__Component data from apps and pages__
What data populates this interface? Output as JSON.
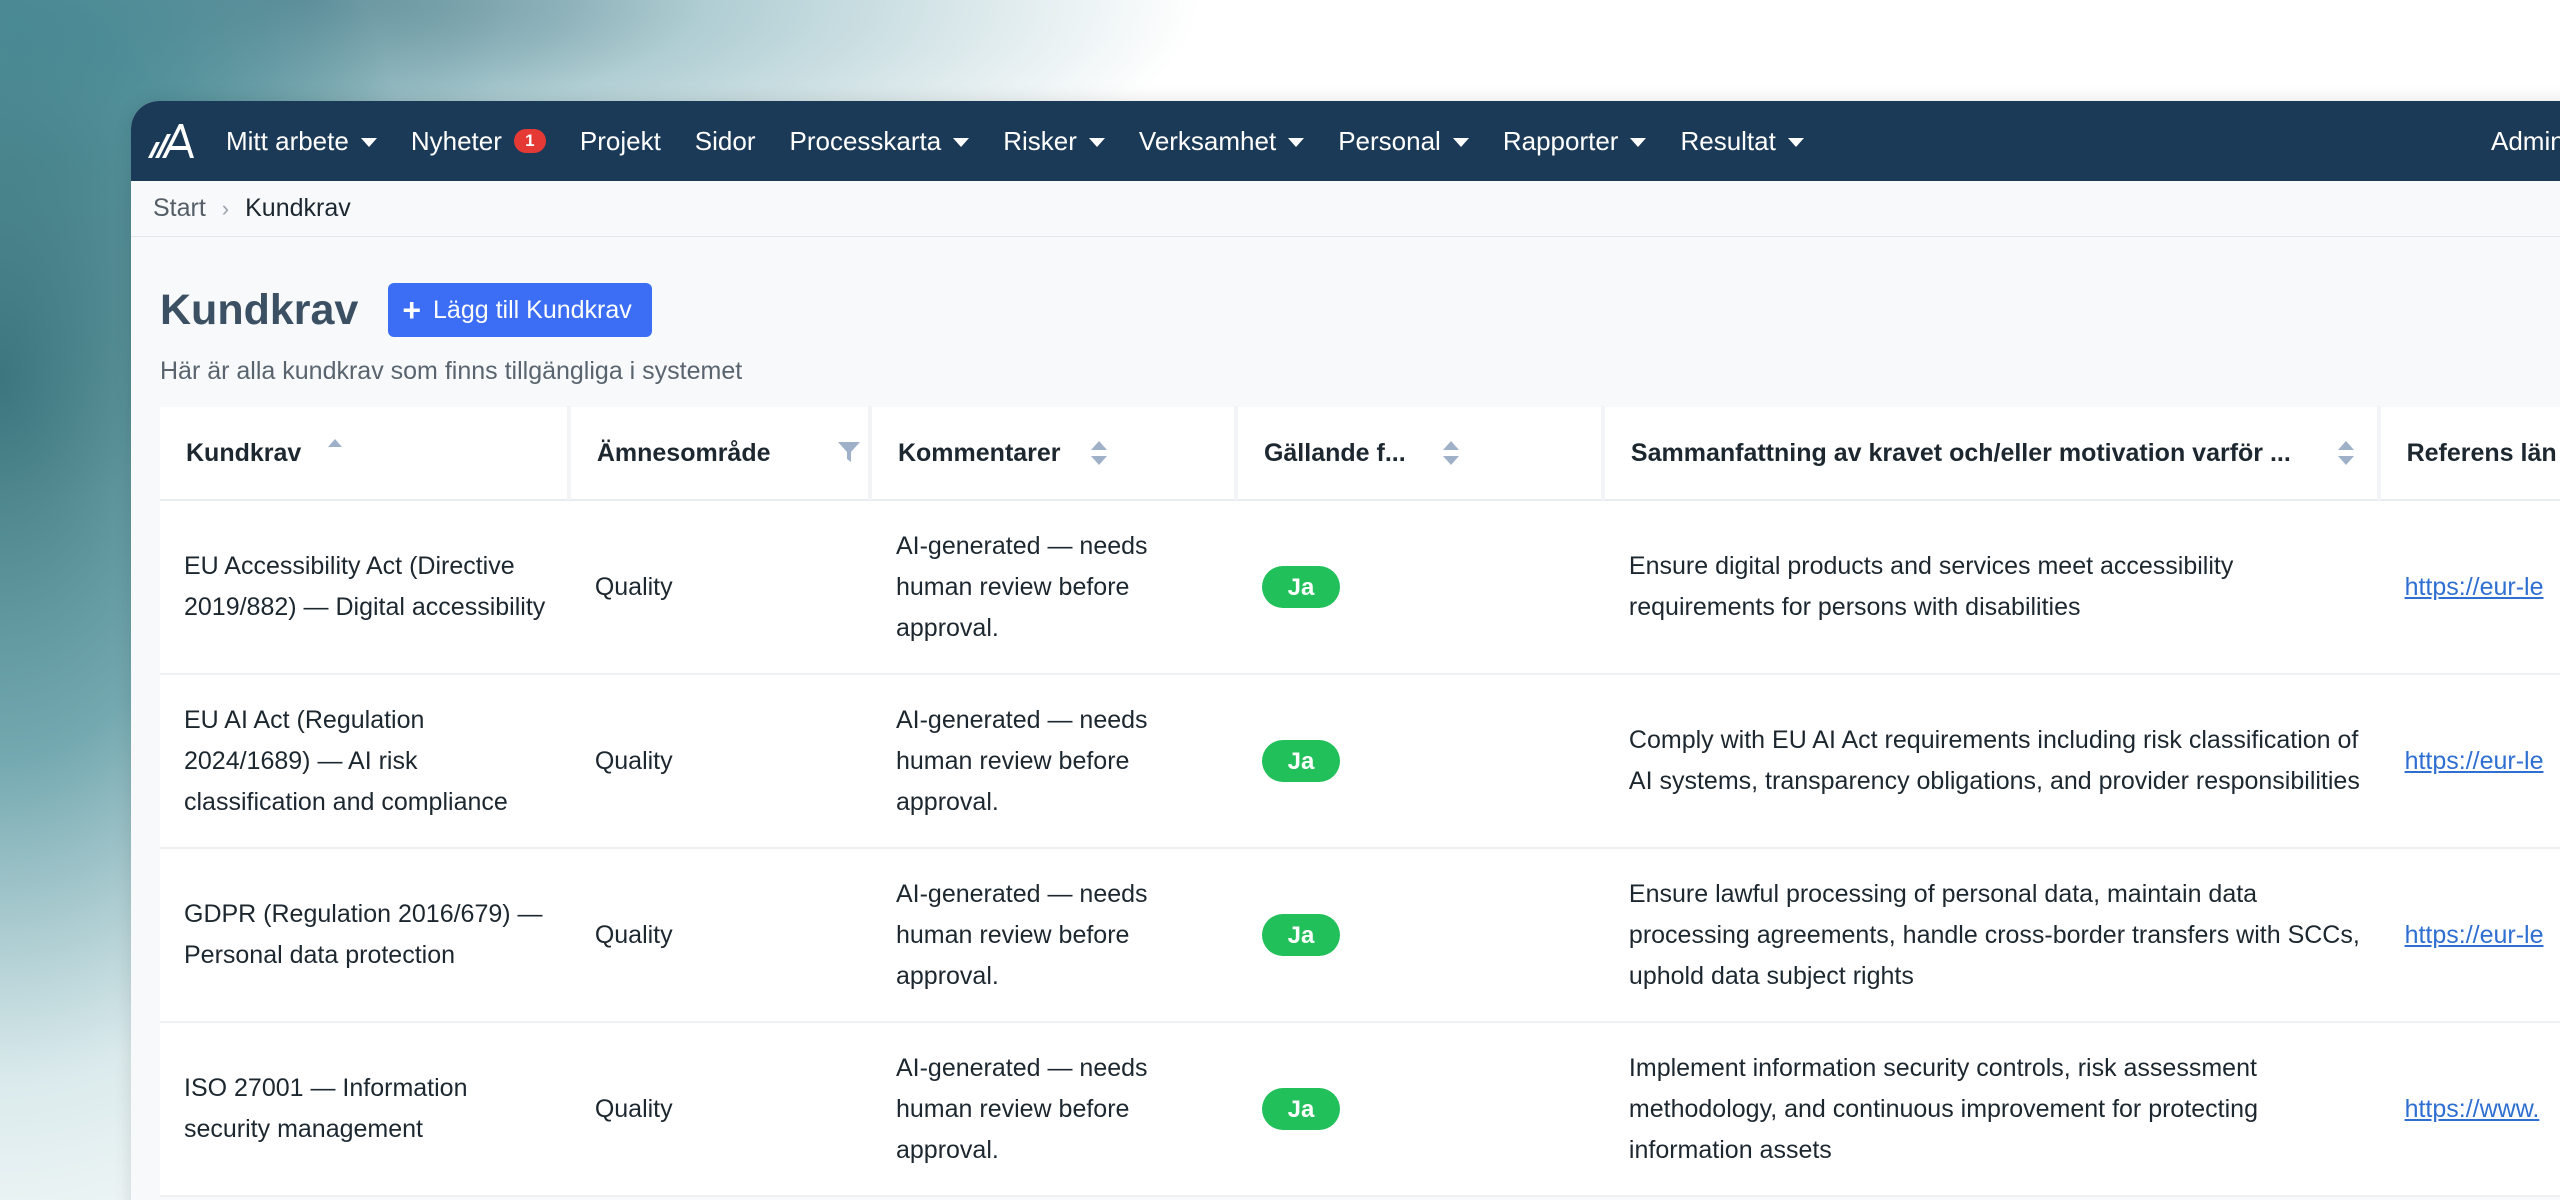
{
  "nav": {
    "items": [
      {
        "label": "Mitt arbete",
        "dropdown": true
      },
      {
        "label": "Nyheter",
        "badge": "1"
      },
      {
        "label": "Projekt"
      },
      {
        "label": "Sidor"
      },
      {
        "label": "Processkarta",
        "dropdown": true
      },
      {
        "label": "Risker",
        "dropdown": true
      },
      {
        "label": "Verksamhet",
        "dropdown": true
      },
      {
        "label": "Personal",
        "dropdown": true
      },
      {
        "label": "Rapporter",
        "dropdown": true
      },
      {
        "label": "Resultat",
        "dropdown": true
      }
    ],
    "right_label": "Admin"
  },
  "breadcrumb": {
    "start": "Start",
    "current": "Kundkrav"
  },
  "header": {
    "title": "Kundkrav",
    "add_button": "Lägg till Kundkrav",
    "subtitle": "Här är alla kundkrav som finns tillgängliga i systemet"
  },
  "table": {
    "columns": [
      "Kundkrav",
      "Ämnesområde",
      "Kommentarer",
      "Gällande f...",
      "Sammanfattning av kravet och/eller motivation varför ...",
      "Referens län"
    ],
    "rows": [
      {
        "kundkrav": "EU Accessibility Act (Directive 2019/882) — Digital accessibility",
        "amne": "Quality",
        "kommentar": "AI-generated — needs human review before approval.",
        "gallande": "Ja",
        "sammanfattning": "Ensure digital products and services meet accessibility requirements for persons with disabilities",
        "referens": "https://eur-le"
      },
      {
        "kundkrav": "EU AI Act (Regulation 2024/1689) — AI risk classification and compliance",
        "amne": "Quality",
        "kommentar": "AI-generated — needs human review before approval.",
        "gallande": "Ja",
        "sammanfattning": "Comply with EU AI Act requirements including risk classification of AI systems, transparency obligations, and provider responsibilities",
        "referens": "https://eur-le"
      },
      {
        "kundkrav": "GDPR (Regulation 2016/679) — Personal data protection",
        "amne": "Quality",
        "kommentar": "AI-generated — needs human review before approval.",
        "gallande": "Ja",
        "sammanfattning": "Ensure lawful processing of personal data, maintain data processing agreements, handle cross-border transfers with SCCs, uphold data subject rights",
        "referens": "https://eur-le"
      },
      {
        "kundkrav": "ISO 27001 — Information security management",
        "amne": "Quality",
        "kommentar": "AI-generated — needs human review before approval.",
        "gallande": "Ja",
        "sammanfattning": "Implement information security controls, risk assessment methodology, and continuous improvement for protecting information assets",
        "referens": "https://www."
      }
    ]
  },
  "colors": {
    "nav_bg": "#1b3a57",
    "primary": "#3b6ef5",
    "success": "#22c05a",
    "badge": "#e53935",
    "link": "#2f6fd1"
  }
}
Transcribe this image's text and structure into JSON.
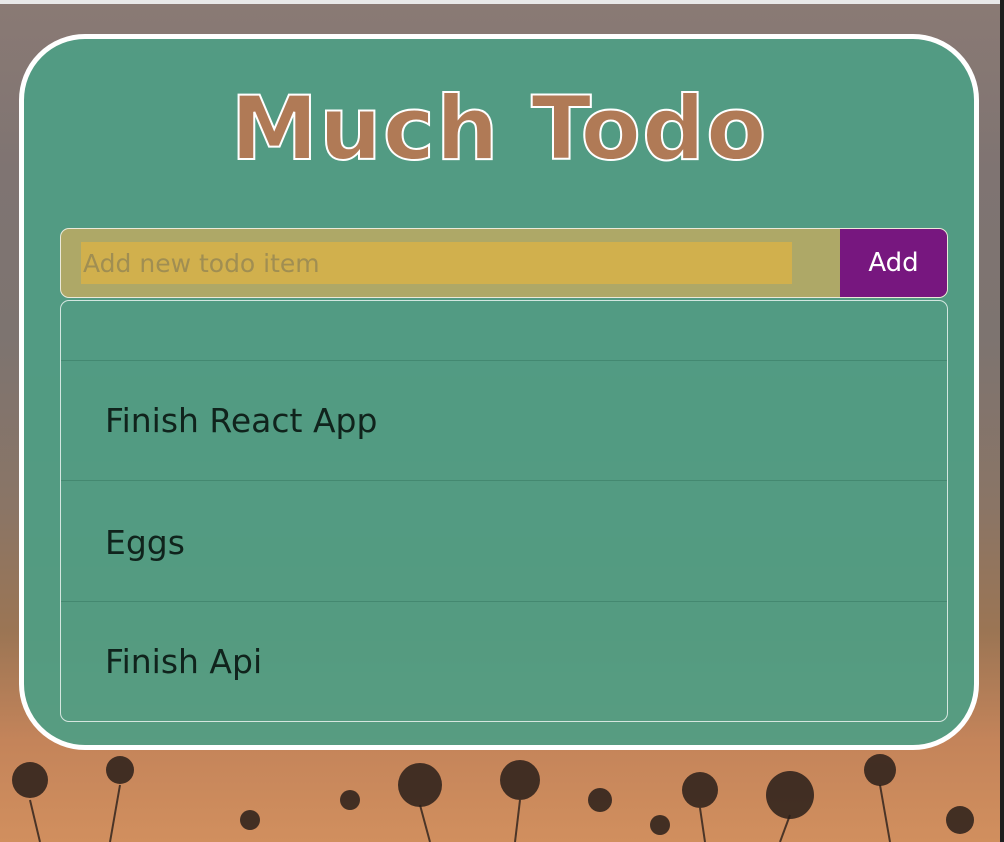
{
  "app": {
    "title": "Much Todo"
  },
  "new_todo": {
    "placeholder": "Add new todo item",
    "value": "",
    "add_label": "Add"
  },
  "todos": [
    {
      "label": ""
    },
    {
      "label": "Finish React App"
    },
    {
      "label": "Eggs"
    },
    {
      "label": "Finish Api"
    }
  ],
  "colors": {
    "card_background": "#4e9e84",
    "title_fill": "#b07a56",
    "input_background": "#d1b04d",
    "add_button": "#77177f",
    "text": "#10231c"
  }
}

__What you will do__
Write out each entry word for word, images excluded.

__Output of the task__
What data populates this interface? Output as JSON.
{
  "nav": {
    "items": [
      {
        "label": "Mitt arbete",
        "dropdown": true
      },
      {
        "label": "Nyheter",
        "badge": "1"
      },
      {
        "label": "Projekt"
      },
      {
        "label": "Sidor"
      },
      {
        "label": "Processkarta",
        "dropdown": true
      },
      {
        "label": "Risker",
        "dropdown": true
      },
      {
        "label": "Verksamhet",
        "dropdown": true
      },
      {
        "label": "Personal",
        "dropdown": true
      },
      {
        "label": "Rapporter",
        "dropdown": true
      },
      {
        "label": "Resultat",
        "dropdown": true
      }
    ],
    "right_label": "Admin"
  },
  "breadcrumb": {
    "start": "Start",
    "current": "Kundkrav"
  },
  "header": {
    "title": "Kundkrav",
    "add_button": "Lägg till Kundkrav",
    "subtitle": "Här är alla kundkrav som finns tillgängliga i systemet"
  },
  "table": {
    "columns": [
      "Kundkrav",
      "Ämnesområde",
      "Kommentarer",
      "Gällande f...",
      "Sammanfattning av kravet och/eller motivation varför ...",
      "Referens län"
    ],
    "rows": [
      {
        "kundkrav": "EU Accessibility Act (Directive 2019/882) — Digital accessibility",
        "amne": "Quality",
        "kommentar": "AI-generated — needs human review before approval.",
        "gallande": "Ja",
        "sammanfattning": "Ensure digital products and services meet accessibility requirements for persons with disabilities",
        "referens": "https://eur-le"
      },
      {
        "kundkrav": "EU AI Act (Regulation 2024/1689) — AI risk classification and compliance",
        "amne": "Quality",
        "kommentar": "AI-generated — needs human review before approval.",
        "gallande": "Ja",
        "sammanfattning": "Comply with EU AI Act requirements including risk classification of AI systems, transparency obligations, and provider responsibilities",
        "referens": "https://eur-le"
      },
      {
        "kundkrav": "GDPR (Regulation 2016/679) — Personal data protection",
        "amne": "Quality",
        "kommentar": "AI-generated — needs human review before approval.",
        "gallande": "Ja",
        "sammanfattning": "Ensure lawful processing of personal data, maintain data processing agreements, handle cross-border transfers with SCCs, uphold data subject rights",
        "referens": "https://eur-le"
      },
      {
        "kundkrav": "ISO 27001 — Information security management",
        "amne": "Quality",
        "kommentar": "AI-generated — needs human review before approval.",
        "gallande": "Ja",
        "sammanfattning": "Implement information security controls, risk assessment methodology, and continuous improvement for protecting information assets",
        "referens": "https://www."
      }
    ]
  },
  "colors": {
    "nav_bg": "#1b3a57",
    "primary": "#3b6ef5",
    "success": "#22c05a",
    "badge": "#e53935",
    "link": "#2f6fd1"
  }
}
Transcribe this image's text and structure into JSON.
{
  "app": {
    "title": "Much Todo"
  },
  "new_todo": {
    "placeholder": "Add new todo item",
    "value": "",
    "add_label": "Add"
  },
  "todos": [
    {
      "label": ""
    },
    {
      "label": "Finish React App"
    },
    {
      "label": "Eggs"
    },
    {
      "label": "Finish Api"
    }
  ],
  "colors": {
    "card_background": "#4e9e84",
    "title_fill": "#b07a56",
    "input_background": "#d1b04d",
    "add_button": "#77177f",
    "text": "#10231c"
  }
}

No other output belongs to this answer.